> Collected data entries
· · ·
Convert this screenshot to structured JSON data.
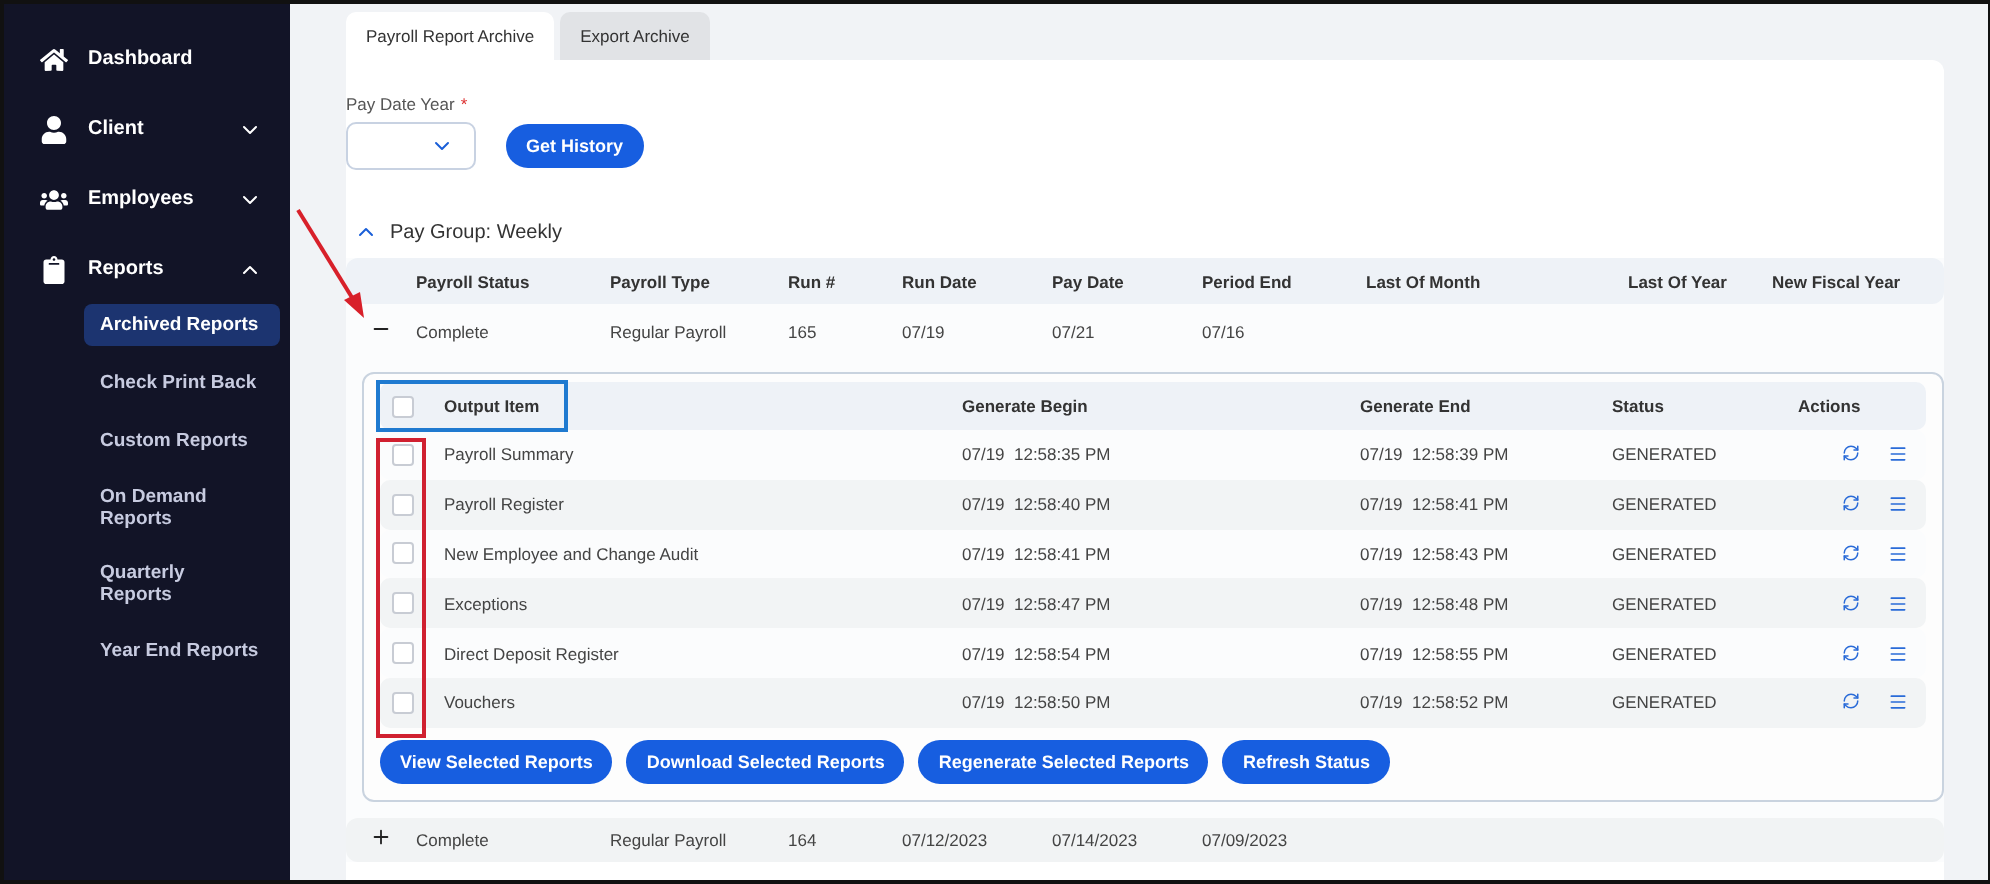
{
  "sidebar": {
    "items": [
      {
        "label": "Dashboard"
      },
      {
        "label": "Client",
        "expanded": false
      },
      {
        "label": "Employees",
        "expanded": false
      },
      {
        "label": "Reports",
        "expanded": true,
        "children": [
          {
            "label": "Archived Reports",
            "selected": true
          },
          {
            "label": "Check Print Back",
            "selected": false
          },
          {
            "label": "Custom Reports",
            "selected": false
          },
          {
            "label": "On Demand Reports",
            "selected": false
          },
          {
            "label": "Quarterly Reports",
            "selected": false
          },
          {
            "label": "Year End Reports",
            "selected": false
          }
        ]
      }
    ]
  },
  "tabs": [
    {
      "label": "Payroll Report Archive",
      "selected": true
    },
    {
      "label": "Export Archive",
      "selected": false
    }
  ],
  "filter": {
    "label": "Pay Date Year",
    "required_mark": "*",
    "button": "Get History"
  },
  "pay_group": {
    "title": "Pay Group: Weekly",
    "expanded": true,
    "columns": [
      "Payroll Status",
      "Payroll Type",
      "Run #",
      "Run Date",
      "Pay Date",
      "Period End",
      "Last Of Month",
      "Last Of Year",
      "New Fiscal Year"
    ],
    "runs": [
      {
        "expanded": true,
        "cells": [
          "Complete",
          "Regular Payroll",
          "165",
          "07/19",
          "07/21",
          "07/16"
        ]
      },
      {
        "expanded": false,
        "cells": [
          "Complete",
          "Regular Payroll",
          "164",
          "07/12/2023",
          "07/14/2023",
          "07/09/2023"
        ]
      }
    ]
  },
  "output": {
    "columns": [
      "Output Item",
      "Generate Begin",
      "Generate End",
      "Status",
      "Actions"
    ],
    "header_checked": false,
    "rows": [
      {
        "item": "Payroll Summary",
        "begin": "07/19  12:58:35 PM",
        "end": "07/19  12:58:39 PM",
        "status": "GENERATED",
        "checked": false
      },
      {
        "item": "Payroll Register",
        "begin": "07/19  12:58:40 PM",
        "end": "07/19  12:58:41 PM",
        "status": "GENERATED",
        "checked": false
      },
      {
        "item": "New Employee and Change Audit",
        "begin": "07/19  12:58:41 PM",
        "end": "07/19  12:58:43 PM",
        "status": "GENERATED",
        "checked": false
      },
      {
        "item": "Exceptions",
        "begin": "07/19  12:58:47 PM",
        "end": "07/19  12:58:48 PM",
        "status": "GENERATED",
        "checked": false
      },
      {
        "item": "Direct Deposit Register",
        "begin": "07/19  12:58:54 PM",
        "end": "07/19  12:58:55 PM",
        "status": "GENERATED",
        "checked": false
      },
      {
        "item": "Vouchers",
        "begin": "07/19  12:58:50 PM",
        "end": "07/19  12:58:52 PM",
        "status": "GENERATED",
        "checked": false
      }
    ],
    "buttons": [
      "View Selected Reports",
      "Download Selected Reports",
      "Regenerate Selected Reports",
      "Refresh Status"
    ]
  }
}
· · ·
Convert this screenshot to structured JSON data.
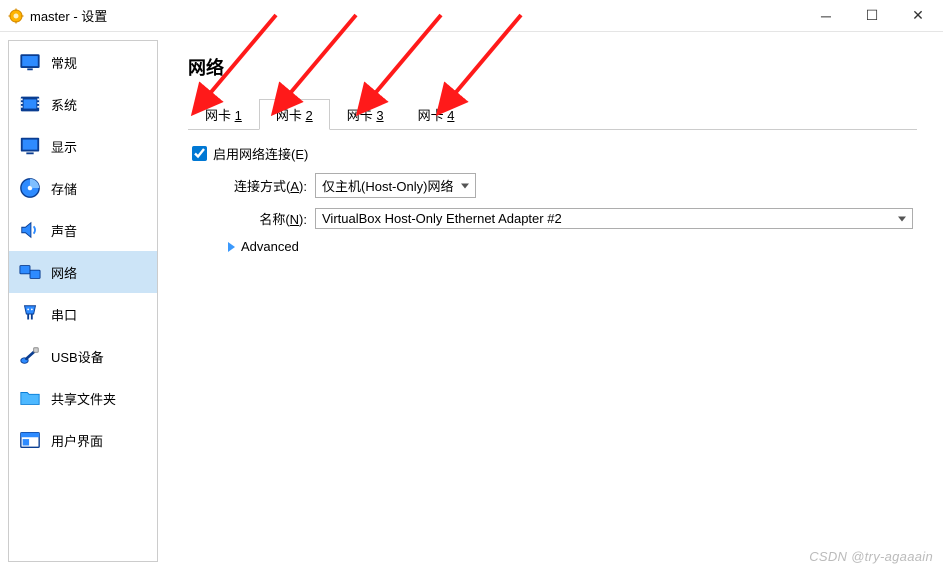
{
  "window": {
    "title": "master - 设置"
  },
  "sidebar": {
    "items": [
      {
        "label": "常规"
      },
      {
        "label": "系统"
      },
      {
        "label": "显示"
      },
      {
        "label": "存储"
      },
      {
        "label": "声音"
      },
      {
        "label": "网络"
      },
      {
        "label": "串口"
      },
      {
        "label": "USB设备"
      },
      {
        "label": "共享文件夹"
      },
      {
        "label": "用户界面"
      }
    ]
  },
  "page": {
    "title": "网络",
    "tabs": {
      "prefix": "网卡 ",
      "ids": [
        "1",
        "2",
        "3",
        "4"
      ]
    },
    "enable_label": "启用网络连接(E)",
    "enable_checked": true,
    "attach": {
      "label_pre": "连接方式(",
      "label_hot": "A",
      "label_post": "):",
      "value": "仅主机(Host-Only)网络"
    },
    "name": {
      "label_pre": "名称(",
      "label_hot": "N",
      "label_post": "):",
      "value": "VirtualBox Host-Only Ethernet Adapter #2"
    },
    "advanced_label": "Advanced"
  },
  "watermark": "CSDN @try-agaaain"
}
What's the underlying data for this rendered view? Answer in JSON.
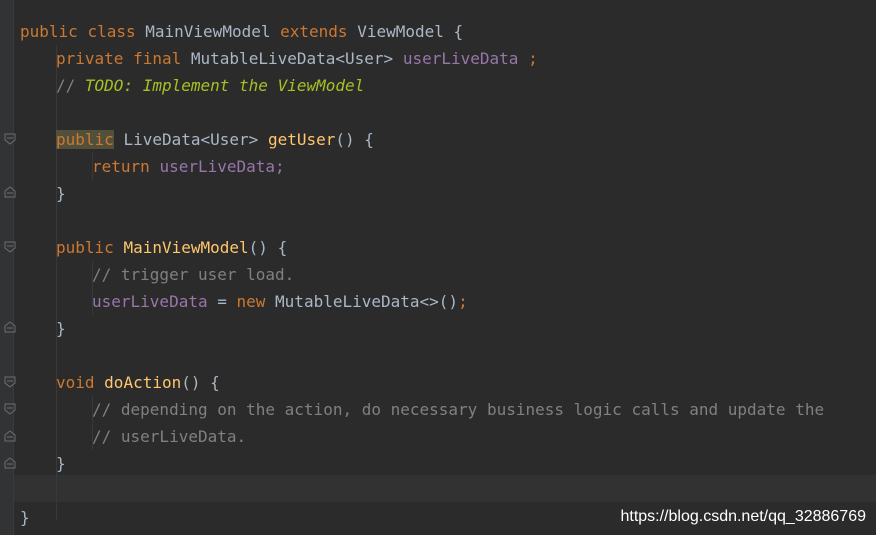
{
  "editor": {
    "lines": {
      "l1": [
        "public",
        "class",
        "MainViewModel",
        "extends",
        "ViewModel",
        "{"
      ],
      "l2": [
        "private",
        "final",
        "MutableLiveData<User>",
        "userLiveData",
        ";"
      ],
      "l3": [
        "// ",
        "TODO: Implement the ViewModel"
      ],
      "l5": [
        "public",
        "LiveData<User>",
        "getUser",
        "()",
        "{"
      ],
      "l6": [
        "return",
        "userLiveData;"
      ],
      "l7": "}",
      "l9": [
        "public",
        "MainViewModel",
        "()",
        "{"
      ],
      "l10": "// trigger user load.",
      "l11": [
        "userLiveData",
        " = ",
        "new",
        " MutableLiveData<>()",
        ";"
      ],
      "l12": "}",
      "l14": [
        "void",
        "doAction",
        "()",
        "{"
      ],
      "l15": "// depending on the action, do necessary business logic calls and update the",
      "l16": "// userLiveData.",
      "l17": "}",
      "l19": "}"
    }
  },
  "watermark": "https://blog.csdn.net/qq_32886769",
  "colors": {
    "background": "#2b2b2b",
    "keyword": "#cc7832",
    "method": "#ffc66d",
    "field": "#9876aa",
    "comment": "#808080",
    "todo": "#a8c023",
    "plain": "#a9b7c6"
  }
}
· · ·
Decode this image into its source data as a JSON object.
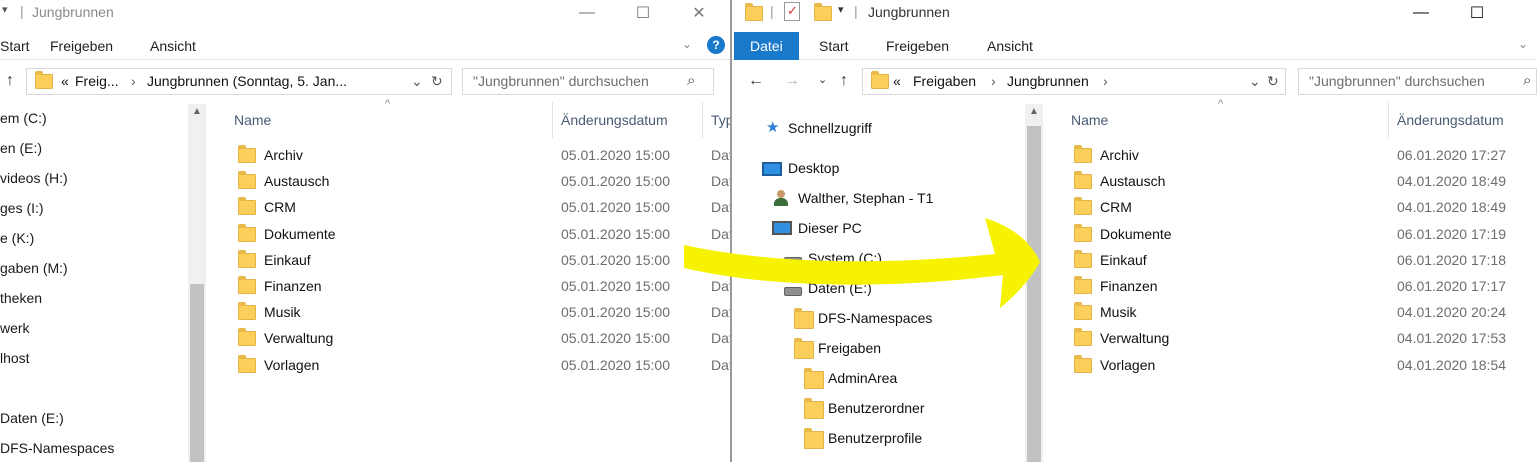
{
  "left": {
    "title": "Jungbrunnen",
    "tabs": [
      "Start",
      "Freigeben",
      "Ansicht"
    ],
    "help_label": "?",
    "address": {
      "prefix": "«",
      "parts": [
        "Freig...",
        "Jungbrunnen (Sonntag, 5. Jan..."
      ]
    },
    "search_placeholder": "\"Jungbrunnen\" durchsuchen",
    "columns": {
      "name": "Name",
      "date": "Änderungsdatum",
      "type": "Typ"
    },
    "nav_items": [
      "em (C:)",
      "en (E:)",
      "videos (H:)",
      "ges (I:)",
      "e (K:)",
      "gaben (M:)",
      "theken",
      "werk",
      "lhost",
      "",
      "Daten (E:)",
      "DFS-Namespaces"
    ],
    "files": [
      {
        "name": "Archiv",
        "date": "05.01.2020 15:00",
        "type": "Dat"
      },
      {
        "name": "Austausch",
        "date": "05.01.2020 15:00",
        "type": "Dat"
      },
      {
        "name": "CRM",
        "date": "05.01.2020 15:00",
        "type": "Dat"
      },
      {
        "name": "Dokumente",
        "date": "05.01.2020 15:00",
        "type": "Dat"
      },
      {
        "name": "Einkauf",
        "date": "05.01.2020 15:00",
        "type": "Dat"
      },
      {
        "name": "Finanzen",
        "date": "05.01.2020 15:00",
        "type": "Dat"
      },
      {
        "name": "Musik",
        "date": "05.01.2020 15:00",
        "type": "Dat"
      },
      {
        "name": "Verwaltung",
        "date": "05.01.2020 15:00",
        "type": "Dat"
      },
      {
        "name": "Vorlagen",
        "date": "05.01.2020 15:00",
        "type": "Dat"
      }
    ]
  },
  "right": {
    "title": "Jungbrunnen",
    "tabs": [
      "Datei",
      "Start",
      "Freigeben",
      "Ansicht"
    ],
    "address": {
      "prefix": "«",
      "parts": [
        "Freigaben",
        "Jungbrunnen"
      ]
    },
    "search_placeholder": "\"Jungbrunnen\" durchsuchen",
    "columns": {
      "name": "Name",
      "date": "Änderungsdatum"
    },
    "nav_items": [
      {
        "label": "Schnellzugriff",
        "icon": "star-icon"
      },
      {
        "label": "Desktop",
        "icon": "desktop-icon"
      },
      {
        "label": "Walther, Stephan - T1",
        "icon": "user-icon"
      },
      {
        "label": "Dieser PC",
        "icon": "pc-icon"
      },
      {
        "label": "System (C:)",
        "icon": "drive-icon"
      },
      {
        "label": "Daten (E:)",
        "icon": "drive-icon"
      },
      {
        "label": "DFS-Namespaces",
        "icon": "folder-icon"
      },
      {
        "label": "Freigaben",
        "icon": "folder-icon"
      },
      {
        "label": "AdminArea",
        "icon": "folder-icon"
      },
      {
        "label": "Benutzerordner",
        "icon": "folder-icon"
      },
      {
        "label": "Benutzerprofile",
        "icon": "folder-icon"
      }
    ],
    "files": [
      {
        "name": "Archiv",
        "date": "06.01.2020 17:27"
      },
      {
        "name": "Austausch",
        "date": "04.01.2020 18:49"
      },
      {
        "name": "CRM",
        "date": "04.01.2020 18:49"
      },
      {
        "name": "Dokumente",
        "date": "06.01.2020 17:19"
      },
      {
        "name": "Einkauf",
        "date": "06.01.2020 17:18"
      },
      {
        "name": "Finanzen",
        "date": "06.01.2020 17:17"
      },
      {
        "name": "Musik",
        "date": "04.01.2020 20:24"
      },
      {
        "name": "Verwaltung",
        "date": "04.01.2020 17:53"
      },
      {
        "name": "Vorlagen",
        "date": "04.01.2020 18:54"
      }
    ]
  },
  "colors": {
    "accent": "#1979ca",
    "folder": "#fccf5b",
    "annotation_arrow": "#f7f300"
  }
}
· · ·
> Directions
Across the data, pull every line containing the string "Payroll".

> Written answer
      "label": "Payroll Report Archive",
      "Payroll Status",
      "Payroll Type",
          "Regular Payroll",
          "Regular Payroll",
        "item": "Payroll Summary",
        "item": "Payroll Register",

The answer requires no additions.